▶ **TASK STATEMENT**
The copy you produce must repeat each record exactly and contain no pictures.

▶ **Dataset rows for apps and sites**
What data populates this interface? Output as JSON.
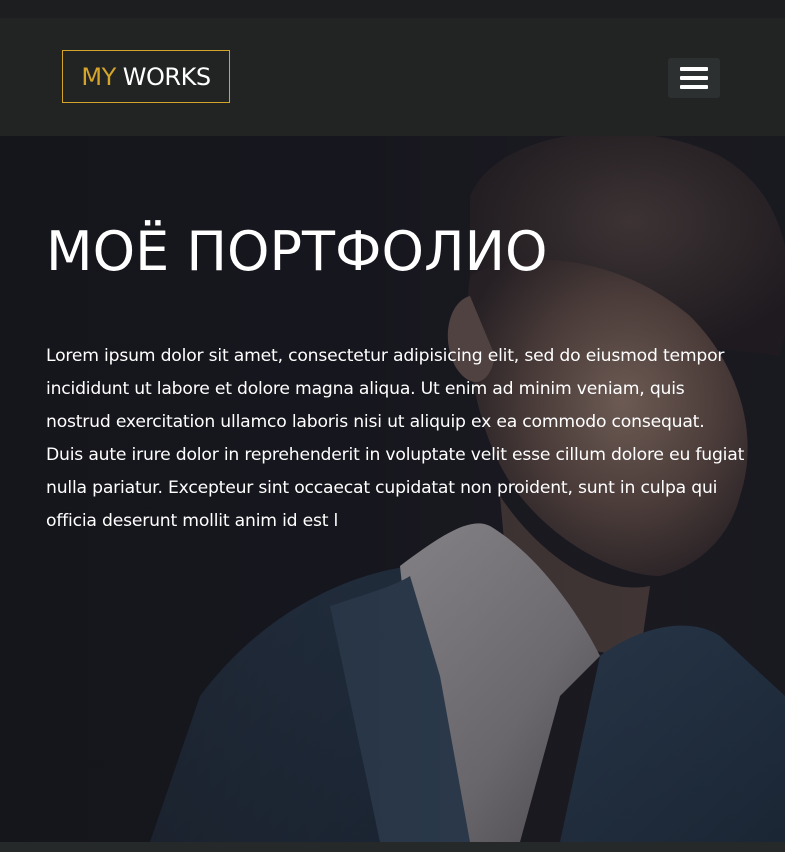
{
  "header": {
    "logo": {
      "prefix": "MY",
      "name": "WORKS"
    },
    "menu_icon": "hamburger-menu-icon"
  },
  "hero": {
    "title": "МОЁ ПОРТФОЛИО",
    "text": "Lorem ipsum dolor sit amet, consectetur adipisicing elit, sed do eiusmod tempor incididunt ut labore et dolore magna aliqua. Ut enim ad minim veniam, quis nostrud exercitation ullamco laboris nisi ut aliquip ex ea commodo consequat. Duis aute irure dolor in reprehenderit in voluptate velit esse cillum dolore eu fugiat nulla pariatur. Excepteur sint occaecat cupidatat non proident, sunt in culpa qui officia deserunt mollit anim id est l",
    "background_image": "portrait-man-in-suit"
  },
  "colors": {
    "accent": "#d4a52a",
    "header_bg": "#222424",
    "hero_bg": "#16161d",
    "text": "#ffffff"
  }
}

▶ **YOUR SOLUTION**
What data populates this interface? Output as JSON.
{
  "header": {
    "logo": {
      "prefix": "MY",
      "name": "WORKS"
    },
    "menu_icon": "hamburger-menu-icon"
  },
  "hero": {
    "title": "МОЁ ПОРТФОЛИО",
    "text": "Lorem ipsum dolor sit amet, consectetur adipisicing elit, sed do eiusmod tempor incididunt ut labore et dolore magna aliqua. Ut enim ad minim veniam, quis nostrud exercitation ullamco laboris nisi ut aliquip ex ea commodo consequat. Duis aute irure dolor in reprehenderit in voluptate velit esse cillum dolore eu fugiat nulla pariatur. Excepteur sint occaecat cupidatat non proident, sunt in culpa qui officia deserunt mollit anim id est l",
    "background_image": "portrait-man-in-suit"
  },
  "colors": {
    "accent": "#d4a52a",
    "header_bg": "#222424",
    "hero_bg": "#16161d",
    "text": "#ffffff"
  }
}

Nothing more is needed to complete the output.